tweet about the constant boob pain she was in and how this was related to the coil, I hadn’t even thought about it before. As someone who is on a lot of medication and reads everything before starting new treatment, I couldn’t believe that I’d allowed myself to just take my GP’s word for it. And that’s the thing I’m seeing in a lot of Mirena cases, most women are sold the Mirena coil as a wonder contraceptive and never fully told of the risks.
I raised my concerns next time I needed to go to the Dr, again with another UTI, and was brushed off yet again. So next time I went to see my Lupus consultant I brought it up with her. Her main point of confusion was to why I was taken off the Depo in the first place, I told her that it was the bone density risks with my osteoporosis, to which she explained that my last bone density scans were taken 7 years ago. So there may’ve been no reason for me to be taken off it in the first place. I had new scans and was supposed to discuss different contraceptive plans in the new year, and that takes us to this week.
By this point, aches and pains, in my lower abdomen are a pretty standard thing, but on Sunday it got worse than it had been since the aforementioned August hospital trip. I could barely walk and even had to use my cane in the house. The best way to describe it is that it felt like something was crawling around on my uterus. I knew I needed that thing out of me. Sick of being fobbed off by my GP surgery I went over their heads and went to my local sexual health clinic, they did my second insertion as my GP couldn’t do it safely, And honestly I wish I’d gone there in the first place. I had a quick consultation, got up on the bed and plop it was out of me. I’m still in quite a bit of pain as the removal is a bit painful but I hope it’ll get better.
Looking back at it now, I feel stupid when I think of all the warning signs I had and didn’t connect the dots. The thing with Mirena is that it’s billed as the perfect contraceptive and for some reason GP’s seem to believe this. I’d greatly recommend doing your research before deciding if Mirena is right for you and if you are on it and notice any bodily changes keep a log and persist with your doctor. You know your body better than anyone.

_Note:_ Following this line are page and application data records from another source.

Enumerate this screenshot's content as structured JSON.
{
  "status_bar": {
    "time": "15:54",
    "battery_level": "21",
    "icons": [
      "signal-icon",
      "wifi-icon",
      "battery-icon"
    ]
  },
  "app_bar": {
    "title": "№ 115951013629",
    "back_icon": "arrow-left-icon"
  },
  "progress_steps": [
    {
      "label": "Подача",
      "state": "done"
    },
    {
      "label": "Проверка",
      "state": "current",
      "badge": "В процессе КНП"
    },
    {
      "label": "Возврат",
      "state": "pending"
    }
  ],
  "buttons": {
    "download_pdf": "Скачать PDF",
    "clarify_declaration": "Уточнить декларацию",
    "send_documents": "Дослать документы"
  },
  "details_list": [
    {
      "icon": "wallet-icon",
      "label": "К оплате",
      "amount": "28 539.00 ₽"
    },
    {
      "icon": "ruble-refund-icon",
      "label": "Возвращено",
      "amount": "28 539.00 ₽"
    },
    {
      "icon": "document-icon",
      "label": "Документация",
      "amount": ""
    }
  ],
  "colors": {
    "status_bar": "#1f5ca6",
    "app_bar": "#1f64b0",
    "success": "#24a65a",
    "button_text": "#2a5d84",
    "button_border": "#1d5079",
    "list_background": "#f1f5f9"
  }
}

If you’ve also been affected by the Mirena coil or this post has resonated with you, please consider signing this petition
for more research into the effects of the contraceptive